Local and state governments are expected to see annual revenues decline by between 4.7 percent and 5.7 percent over the next three years, excluding fees to hospitals and higher education, according to Brookings. But most vital government functions continue, and soon, counties will assess property values to prepare property tax bills for 2021. They expect timely payment. They also should expect a flood of appeals to lower property values, says Linda Terrill, president of the American Property Tax Counsel and a partner with the Property Tax Law Group, who spoke with SCT contributing editor Joe Gose.
How do you anticipate 2021 property tax assessments unfolding?
The good assessors know that a decline is coming and will try to make some serious examinations to see whether they need to come in at a different number from the prior year. My cynical view is that when there is an increase in value, they're very quick to notice it but if it's a decrease, there's a lag before they notice it.
It sounds like you expect a lot of appeals. What can property owners do to prepare for one?
Planning is the key to everything. You need to find out the state requirements for when you can file and who can file to make it legal — some states require corporations to be represented by legal counsel, some don't – and you need to know the state's definition of market value. You also need to get ahead of the curve and begin interviewing professionals who can help you, especially appraisers, before all the good ones are representing others. It's best to find an appraiser that does property tax or condemnation work.
What is the most important element in an appeal?
The highest and best use analysis. A lot of appraisers would confess that they go into an analysis thinking that the current use is indeed the highest and best use, but I don't think they can assume that anymore. Property owners need to tell their appraisers to really do the work and math because as of Jan. 1, 2021, the highest and best use of a shopping mall charging $20 per square foot in rent might now be a fulfillment center charging $5 per square foot. Or maybe it's an adaptive reuse that includes converting part of the mall to office or adding apartments.
How might declining rental rates influence an appeal?
Shopping center owners can make a terrific argument that if they had to lease space on Jan. 1, 2021, the current contract rent would have no reflection at all on market rent.

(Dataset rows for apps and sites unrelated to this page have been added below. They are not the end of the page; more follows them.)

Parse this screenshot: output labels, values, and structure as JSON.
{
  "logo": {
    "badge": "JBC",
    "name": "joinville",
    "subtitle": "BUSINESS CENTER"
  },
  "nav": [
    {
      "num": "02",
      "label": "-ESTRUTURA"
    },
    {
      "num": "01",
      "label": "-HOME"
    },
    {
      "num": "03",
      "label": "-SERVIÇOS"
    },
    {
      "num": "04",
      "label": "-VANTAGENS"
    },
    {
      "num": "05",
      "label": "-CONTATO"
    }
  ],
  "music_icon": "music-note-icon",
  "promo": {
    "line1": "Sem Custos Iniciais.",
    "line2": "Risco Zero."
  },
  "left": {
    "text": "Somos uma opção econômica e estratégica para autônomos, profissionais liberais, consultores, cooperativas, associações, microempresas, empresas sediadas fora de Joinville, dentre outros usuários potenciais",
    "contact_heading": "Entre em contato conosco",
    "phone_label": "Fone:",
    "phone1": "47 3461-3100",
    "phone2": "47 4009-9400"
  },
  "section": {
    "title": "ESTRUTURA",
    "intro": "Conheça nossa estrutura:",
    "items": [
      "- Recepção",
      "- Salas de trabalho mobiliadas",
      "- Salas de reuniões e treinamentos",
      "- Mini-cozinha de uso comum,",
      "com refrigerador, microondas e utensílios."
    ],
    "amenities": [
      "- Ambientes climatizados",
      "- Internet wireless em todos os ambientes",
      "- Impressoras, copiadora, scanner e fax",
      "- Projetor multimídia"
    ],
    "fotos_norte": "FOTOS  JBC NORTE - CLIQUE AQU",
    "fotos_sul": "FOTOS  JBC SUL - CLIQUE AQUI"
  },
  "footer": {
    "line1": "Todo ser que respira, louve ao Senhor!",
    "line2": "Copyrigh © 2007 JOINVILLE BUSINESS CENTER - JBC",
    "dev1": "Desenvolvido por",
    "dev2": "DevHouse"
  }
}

There are an awful lot of leases being renegotiated and amended that will have to be considered, even though they might not get done before Jan. 1. Property owners need to put a trail of paperwork together to tell a good story. That means keeping correspondence with tenants to show the back-and-forth of what's happening and whether or not they are staying.
Is there anything property owners can do to reset to a more appropriate value prior to an appeal?
The best bet is to see if you can work something out early, particularly if you're a shopping center that is historically a top provider of tax receipts in your jurisdiction. You might want to start talking to the county assessor now and see if you can get a better result when the values come out in 2021. I don't know of any assessor that wouldn't welcome the opportunity to have a legitimate discussion about what's happening and come to a number. Many states also have a local-level appeal that you go through before going to court or an administrative body. In either case, you may have to settle for something less than what you would like, but if it helps keep you afloat, then it's a good outcome.
How long does a typical appeals process take?
If you're in [my state of] Kansas and want a hearing in 2021, you're not going to get one anytime soon because we haven't had any in 2020 yet. Thousands of cases are backed up, and I think there are many states in a similar situation. Counties are going to want to hire more people to handle these cases, but at the same time, they're going to be laying off people because of budgets. For all those reasons, it's going be impossible to come to a resolution quickly.